So far just a few people have taken the e-bikes out for a spin from the company’s
shop at 277 Pine Street, though Sharp says initial reviews are good. His is the only business approved to rent the bikes for use on the path.
The cycles Sharp rents can hit about 28 miles per hour, though scofflaws will find they can’t go over the speed limit — each bike is set to keep riders to the agreed-upon 12 mph top speed.
The commission initially worried high speeds could be dangerous, especially when the path is congested, so Sharp compromised with the speed limit. They also wanted to generally preserve the ban on motorized vehicle traffic along the path, and allow only some exceptions.
“Their main concern is that you open up the bike paths to all kinds of motorized things, that you’re going to have ATVs,” Sharp said.
ATVs are still not allowed and Jesse Bridges, the director of Burlington Parks, Recreation & Waterfront, doesn’t foresee problems with electric bikes, saying he welcomes the added mobility option.
The e-bikes can be pedaled or powered by a small, light motor that riders control from switches on the handlebars. Many people do a combination of pedaling and cruising. The bikes rent for $20 an hour and $45 a day. Sharp is also selling them for $2,350.
An environmentalist and attorney, Sharp was instrumental in winning the court battle that led to the creation of the bike path in the 1980s and also played a key role in blocking the Alden Plan, which would have plopped a towering hotel, condos and a parking garage on what is now Waterfront Park.
The entrepreneur is now using the path to further his business plans — and get people going. The motorized bikes aren’t some way for fat, lazy people to avoid breaking a sweat, but instead allow riders with physical limitations to enjoy the outdoors and scenery.

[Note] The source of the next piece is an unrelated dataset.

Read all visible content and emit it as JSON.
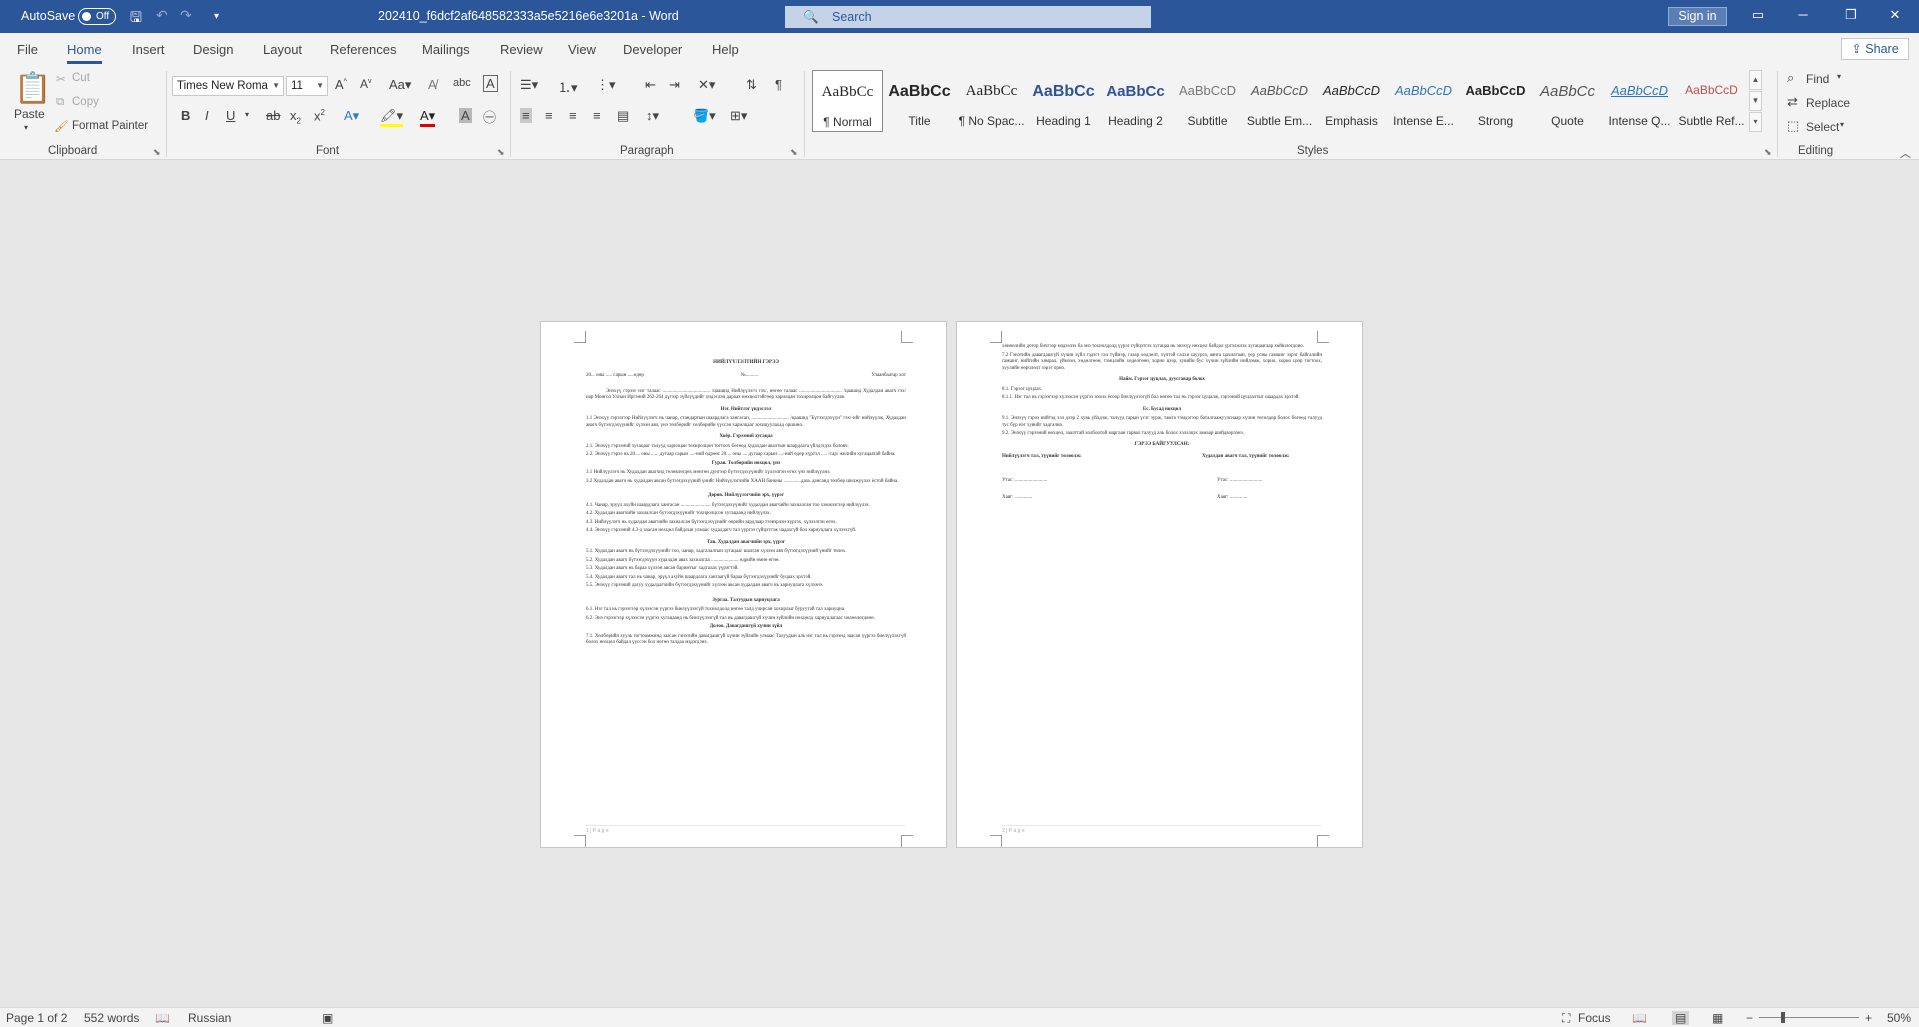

Sharp knows firsthand after a paragliding crash in 1996 left him walking with difficulty.
“It gets more people out onto bikes,” Sharp said. “The parks commission bought that argument; they understand that.”
The option of switching to engine power means more people can make the 13-mile journey from the Burlington waterfront to the end of the Colchester Causeway, the trail on converted railroad bed that juts out into Lake Champlain.
“It’s a beautiful place to go but a lot of people don’t have the stamina to pedal a bicycle all the way out there,” said Sharp.